YOUR GOAL: If a line in the following entries holds the string "công", include it in the tally. State the total and nothing further.

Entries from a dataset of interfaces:

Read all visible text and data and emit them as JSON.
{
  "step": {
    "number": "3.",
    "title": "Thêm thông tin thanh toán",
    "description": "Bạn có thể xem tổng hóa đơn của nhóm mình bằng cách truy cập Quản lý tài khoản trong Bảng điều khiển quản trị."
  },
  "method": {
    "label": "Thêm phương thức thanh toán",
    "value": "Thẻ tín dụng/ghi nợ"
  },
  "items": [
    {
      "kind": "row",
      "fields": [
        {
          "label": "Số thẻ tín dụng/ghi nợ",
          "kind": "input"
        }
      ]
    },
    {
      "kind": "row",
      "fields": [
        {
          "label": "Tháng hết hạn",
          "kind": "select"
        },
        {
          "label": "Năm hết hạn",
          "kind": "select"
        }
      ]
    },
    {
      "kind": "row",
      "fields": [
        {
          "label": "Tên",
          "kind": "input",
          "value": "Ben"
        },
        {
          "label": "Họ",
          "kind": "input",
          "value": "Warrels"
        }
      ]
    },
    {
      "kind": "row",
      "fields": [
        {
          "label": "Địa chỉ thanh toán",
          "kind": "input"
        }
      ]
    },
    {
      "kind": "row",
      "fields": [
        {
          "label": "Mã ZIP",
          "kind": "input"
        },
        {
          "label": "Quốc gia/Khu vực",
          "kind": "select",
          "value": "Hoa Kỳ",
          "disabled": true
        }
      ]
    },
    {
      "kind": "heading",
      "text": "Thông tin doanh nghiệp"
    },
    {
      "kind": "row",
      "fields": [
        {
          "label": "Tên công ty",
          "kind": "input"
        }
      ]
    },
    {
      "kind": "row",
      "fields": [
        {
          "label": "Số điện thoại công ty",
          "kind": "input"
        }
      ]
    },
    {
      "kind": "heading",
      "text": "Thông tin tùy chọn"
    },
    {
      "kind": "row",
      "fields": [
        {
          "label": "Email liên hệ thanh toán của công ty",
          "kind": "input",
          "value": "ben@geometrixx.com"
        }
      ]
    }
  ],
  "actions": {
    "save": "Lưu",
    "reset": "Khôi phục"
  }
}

SOLUTION TO THIS PROBLEM: 3